Originally described as Balsamia nigrens from a collection made in Placer County, California, USA (Harkness 1889); this was later changed to B. nigrans to make it grammatically correct.
Balsamia nigrescens Harkn. Pseudobalsamia nigrans (Harkn.) Gilkey (as Ps. nigrens) Pseudobalsamia nigrescens (Harkn.) Gilkey and Pseudobalsamia magnata var. nigrans (Harkn.) Gilkey are synonyms
Balsamia nigrans is a small hypogeous fungus with a coarsely warted black exterior and a firm, solid whitish gleba, marbled with white veins. A rare species, or at least rarely reported; it is currently known from 23 collections from 17 disjunct populations from southern California, north through the Sierra Nevada foothills, into the Klamath Mountains in Oregon.
Occurring in disjunct populations; a single site in the mountains in Los Angeles County, California, USA; from low to mid elevations in the south-central to north-central Sierra Nevada in California; a single site in the Klamath Mountains in California; and scattered sites in the Klamath and Coast Range in Oregon.
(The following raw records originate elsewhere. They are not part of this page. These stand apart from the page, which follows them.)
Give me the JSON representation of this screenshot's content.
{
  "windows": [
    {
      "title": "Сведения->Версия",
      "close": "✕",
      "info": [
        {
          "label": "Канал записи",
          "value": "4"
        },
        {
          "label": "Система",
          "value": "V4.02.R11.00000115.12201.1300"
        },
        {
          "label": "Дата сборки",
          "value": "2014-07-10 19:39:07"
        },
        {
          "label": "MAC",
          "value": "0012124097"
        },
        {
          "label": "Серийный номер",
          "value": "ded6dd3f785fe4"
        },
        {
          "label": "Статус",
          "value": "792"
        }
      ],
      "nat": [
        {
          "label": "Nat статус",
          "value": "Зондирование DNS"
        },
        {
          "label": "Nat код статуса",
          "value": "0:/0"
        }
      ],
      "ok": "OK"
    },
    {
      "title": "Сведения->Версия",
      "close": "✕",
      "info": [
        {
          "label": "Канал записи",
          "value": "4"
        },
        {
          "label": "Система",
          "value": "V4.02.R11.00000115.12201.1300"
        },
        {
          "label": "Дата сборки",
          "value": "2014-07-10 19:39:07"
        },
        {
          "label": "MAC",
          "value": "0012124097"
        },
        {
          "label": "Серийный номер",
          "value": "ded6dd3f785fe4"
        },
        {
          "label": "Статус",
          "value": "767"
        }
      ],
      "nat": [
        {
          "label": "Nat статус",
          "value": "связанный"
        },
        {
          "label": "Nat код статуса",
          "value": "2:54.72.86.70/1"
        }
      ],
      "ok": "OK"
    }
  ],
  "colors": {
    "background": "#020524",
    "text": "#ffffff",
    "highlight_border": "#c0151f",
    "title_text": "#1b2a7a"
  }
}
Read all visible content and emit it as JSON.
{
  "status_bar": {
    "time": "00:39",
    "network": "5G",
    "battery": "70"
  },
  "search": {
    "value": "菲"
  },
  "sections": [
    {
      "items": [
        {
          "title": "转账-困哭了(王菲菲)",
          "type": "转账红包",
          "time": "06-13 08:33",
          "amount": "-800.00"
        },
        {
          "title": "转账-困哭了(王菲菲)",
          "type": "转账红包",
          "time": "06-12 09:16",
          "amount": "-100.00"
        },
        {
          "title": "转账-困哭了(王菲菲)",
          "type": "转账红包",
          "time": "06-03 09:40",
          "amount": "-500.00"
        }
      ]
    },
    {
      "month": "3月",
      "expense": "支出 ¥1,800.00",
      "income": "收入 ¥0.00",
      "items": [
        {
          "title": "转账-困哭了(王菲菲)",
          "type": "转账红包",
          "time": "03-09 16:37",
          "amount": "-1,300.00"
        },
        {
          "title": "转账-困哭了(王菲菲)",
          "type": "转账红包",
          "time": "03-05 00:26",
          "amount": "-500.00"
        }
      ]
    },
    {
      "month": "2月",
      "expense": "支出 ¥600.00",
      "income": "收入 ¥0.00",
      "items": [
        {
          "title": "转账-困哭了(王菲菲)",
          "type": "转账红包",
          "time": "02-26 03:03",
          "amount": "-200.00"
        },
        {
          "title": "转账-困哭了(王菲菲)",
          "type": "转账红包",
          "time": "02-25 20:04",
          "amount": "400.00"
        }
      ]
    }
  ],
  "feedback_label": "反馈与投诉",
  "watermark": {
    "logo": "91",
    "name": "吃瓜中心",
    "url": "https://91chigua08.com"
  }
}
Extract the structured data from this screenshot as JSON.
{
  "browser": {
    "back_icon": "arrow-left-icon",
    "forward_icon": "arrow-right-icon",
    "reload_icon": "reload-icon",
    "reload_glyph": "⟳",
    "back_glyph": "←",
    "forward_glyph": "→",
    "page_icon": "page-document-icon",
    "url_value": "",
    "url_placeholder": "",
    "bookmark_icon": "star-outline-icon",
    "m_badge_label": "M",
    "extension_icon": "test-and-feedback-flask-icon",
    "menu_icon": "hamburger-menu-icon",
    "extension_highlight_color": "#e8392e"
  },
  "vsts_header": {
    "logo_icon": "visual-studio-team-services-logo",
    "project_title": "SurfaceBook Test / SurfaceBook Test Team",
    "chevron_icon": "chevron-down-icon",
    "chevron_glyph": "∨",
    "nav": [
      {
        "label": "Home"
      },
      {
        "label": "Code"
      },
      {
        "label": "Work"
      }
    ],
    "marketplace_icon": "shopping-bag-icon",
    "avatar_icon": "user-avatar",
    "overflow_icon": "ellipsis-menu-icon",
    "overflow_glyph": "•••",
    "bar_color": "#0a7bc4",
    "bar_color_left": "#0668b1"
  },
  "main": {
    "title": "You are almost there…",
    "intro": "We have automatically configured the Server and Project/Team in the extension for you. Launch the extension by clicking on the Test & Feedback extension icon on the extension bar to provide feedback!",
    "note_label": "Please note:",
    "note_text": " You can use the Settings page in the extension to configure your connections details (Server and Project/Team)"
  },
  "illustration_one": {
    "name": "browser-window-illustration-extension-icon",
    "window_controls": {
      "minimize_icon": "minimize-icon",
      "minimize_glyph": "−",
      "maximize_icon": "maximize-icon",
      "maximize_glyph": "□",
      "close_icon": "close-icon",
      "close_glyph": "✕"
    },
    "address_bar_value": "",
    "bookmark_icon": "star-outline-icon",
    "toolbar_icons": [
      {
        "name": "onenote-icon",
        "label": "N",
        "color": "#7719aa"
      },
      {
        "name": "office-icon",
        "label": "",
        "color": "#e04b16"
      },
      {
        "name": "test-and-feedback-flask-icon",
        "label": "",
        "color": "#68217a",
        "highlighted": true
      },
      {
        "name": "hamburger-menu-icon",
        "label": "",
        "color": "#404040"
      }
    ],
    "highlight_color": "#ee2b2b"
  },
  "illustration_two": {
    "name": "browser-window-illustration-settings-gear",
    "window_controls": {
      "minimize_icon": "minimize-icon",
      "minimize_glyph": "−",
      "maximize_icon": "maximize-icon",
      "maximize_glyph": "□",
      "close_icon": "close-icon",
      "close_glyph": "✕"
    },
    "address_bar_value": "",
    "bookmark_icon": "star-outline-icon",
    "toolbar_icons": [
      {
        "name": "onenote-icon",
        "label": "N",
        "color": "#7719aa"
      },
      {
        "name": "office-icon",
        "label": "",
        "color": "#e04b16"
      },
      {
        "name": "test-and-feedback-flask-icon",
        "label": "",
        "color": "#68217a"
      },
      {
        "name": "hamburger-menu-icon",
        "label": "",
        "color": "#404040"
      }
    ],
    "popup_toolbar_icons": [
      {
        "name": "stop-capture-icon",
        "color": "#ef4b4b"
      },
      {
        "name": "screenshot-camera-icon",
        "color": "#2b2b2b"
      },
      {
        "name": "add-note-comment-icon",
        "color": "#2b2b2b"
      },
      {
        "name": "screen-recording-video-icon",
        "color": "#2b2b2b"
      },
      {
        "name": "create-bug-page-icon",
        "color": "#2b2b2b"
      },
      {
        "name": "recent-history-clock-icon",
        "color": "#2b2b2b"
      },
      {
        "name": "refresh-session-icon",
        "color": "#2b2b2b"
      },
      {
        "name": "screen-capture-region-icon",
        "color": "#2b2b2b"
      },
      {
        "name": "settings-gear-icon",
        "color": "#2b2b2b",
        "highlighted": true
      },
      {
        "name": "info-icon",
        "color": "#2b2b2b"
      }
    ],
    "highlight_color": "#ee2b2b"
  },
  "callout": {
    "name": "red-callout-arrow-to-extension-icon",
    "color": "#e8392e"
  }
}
Currently known from 23 collections, from 17 locations, (Southworth, et all. 2018). Seven collections are older than 30 years; revisits to some historic locations were successful in relocating this species. Population and trend of this species is hard to assess, as limited surveying has been done to locate populations in much of its range. In addition, the cryptic nature (hypogeous fruiting, dark colors), and growth in areas with sporadic rainfall and limited mycological work (Sierra Nevada Foothills), have likely lead to under reporting of this species.
Hypogeous, solitary, scattered, or sometimes clustered, buried in duff or soil. Presumed to be ectomycorrhizal, associated with Pinaceae; especially Douglas-fir (Pseudotsuga menziesii) and Jeffrey Pine (Pinus jeffreyi). Most collections come from low to mid-elevations, with one site in the southern Sierra, made in high elevation Red Fir (Abies magnifica) forest. It has also been found under oak (Quercus spp.)
This species is dependent on mycophagy (primarily eaten by small mammals) for spore dispersal.
Loss of habitat due to development and urban sprawl in the Sierra Nevada foothills.
Additional surveys for this species in suitable habitat in locations between disjunct populations, to see if the range is more continuous than currently known.
Castellano, M., Smith, J.E., O’Dell, T., Cázares, E. and Nugent, S. 1999. Handbook to Strategy 1 Fungal Species in the Northwest Forest Plan. General Technical Report PNW-GTR-476. United States Department of Agriculture.
Gilkey, H.M. 1954. Tuberales. North American Flora 2(1): 1–36.
Harkness, H.W. 1899. Californian hypogaeous fungi. Proceedings of the California Academy of Sciences. 1(8):241–291.
Siegel, N., Vellinga, E.C., Schwarz, C., Castellano, M.A. and Ikeda, D. 2019. A Field Guide to the Rare Fungi of California’s National Forests. Bookmobile: Minneapolis, MN. 313 p.
Southworth, D., Frank, J.L., Castellano, M.A., Smith, M.E. and Trappe, J.M. 2018. Balsamia (Sequestrate Helvellaceae, Ascomycota) in western North America. Fungal Systematics and Evolution 2: 11-16.